The load per unit area a structure will exert through its foundation on the soil.
The distance between supports of beams, girders, or trusses.
A connection in a structural member.
A plate used to connect two steel structure members
A tool used by erectors to line up holes and to make up bolted connections; a wrench with tapered handle.
The outside perimeter of a steel structure or inside of wall panels.
A member used to strengthen a plate against lateral or local buckling. Usually a flat bar welded perpendicular to the longitudinal axis of the member.
A fastener connecting panels together at the sidelap.
A measure of the load on a structural member in terms of force per unit area.
A member fitted into a framework which resist axial compressive forces.
A vertical wall member to which exterior or interior covering or collateral material mat be attached.

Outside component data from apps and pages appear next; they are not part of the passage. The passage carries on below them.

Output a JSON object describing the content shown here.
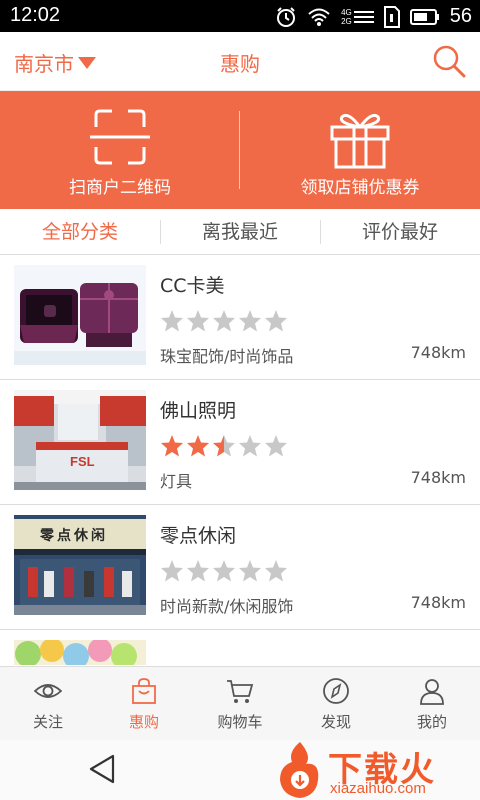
{
  "status": {
    "time": "12:02",
    "battery": "56",
    "signal_4g": "4G",
    "signal_2g": "2G"
  },
  "header": {
    "city": "南京市",
    "title": "惠购"
  },
  "banner": {
    "scan_label": "扫商户二维码",
    "coupon_label": "领取店铺优惠券"
  },
  "tabs": [
    {
      "label": "全部分类"
    },
    {
      "label": "离我最近"
    },
    {
      "label": "评价最好"
    }
  ],
  "stores": [
    {
      "name": "CC卡美",
      "rating": 0,
      "category": "珠宝配饰/时尚饰品",
      "distance": "748km"
    },
    {
      "name": "佛山照明",
      "rating": 2.5,
      "category": "灯具",
      "distance": "748km",
      "sign_text": "FSL"
    },
    {
      "name": "零点休闲",
      "rating": 0,
      "category": "时尚新款/休闲服饰",
      "distance": "748km",
      "sign_text": "零点休闲"
    }
  ],
  "tabbar": [
    {
      "label": "关注",
      "icon": "eye-icon"
    },
    {
      "label": "惠购",
      "icon": "bag-icon"
    },
    {
      "label": "购物车",
      "icon": "cart-icon"
    },
    {
      "label": "发现",
      "icon": "compass-icon"
    },
    {
      "label": "我的",
      "icon": "user-icon"
    }
  ],
  "watermark": {
    "brand": "下载火",
    "domain": "xiazaihuo.com"
  },
  "colors": {
    "accent": "#f16a48",
    "star_on": "#f16a48",
    "star_off": "#c8c8c8"
  }
}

May be either load bearing or non-load bearing.
The amount of deviation of straightness of a structural section measured perpendicular to the web of the member.
A built up plate member consisting of flanges welded to a variable depth web.
The longitudinal pulling stress a material can bear without tearing apart.
Forces acting on a member tending to elongate it.
A horizontal component of a reaction usually at the column base.
A structural member that is loaded in tension.
A wrench containing an adjustable mechanism for measuring and controlling the amount of torque of turning force to be exerted, used in tightening nuts of high strength bolts.
The light gauge metal used in the finish of a building, especially around openings and at intersections of surfaces, often referred to as flashing.
A structure made up of three or more elements, with each member designed to carry a tension or compression force. The entire structure in turn acts as a beam.
TURN OF THE NUT METHOD
A method of pre-tensioning high strength bolts. The nut is turned from the “Snug Tight” position, corresponding to a few blows of an impact wrench of the full effort of a man using an ordinary spud wrench, the amount of rotation required being a function of the bolt diameter and length.
Stresses per unit area.
The condition that exists when a column has no lateral support. A column is unsupported when there are no braces attached to the flanges.
Wind load on a building which causes a load in the upward direction.
A channel used to carry off water from the “V” of roofs of multi-gabled buildings.
Material used to retard the flow of vapor or moisture to prevent condensation from forming on a surface.
Wall material, used in the lower portion of a wall, that is different from the material in the rest of the wall.
Wall capable of supporting a structural system.
Wall not capable of supporting a structural system.
The exterior wall surface consisting of panels.
That portion of a structural member between the flanges.
The system members connecting the chords of a truss.
Distance from center to center of outermost crane wheels.
The vertical force without impact produced on a crane wheel bearing on a runway rail or suspended from a runway beam. Maximum wheel load occurs with the crane at rated capacity and the trolley positioned to provide maximum vertical force at one set of wheel
A wind bracing system used in sidewalls when diagonal brace rods are not permitted.
A vertical member designed to withstand horizontal wind loads.
The load caused by the wind from any horizontal direction
The stress at which the strain ceases to be directly proportional to the stress.
A member cold formed from steel sheet in the shape of a “Z”.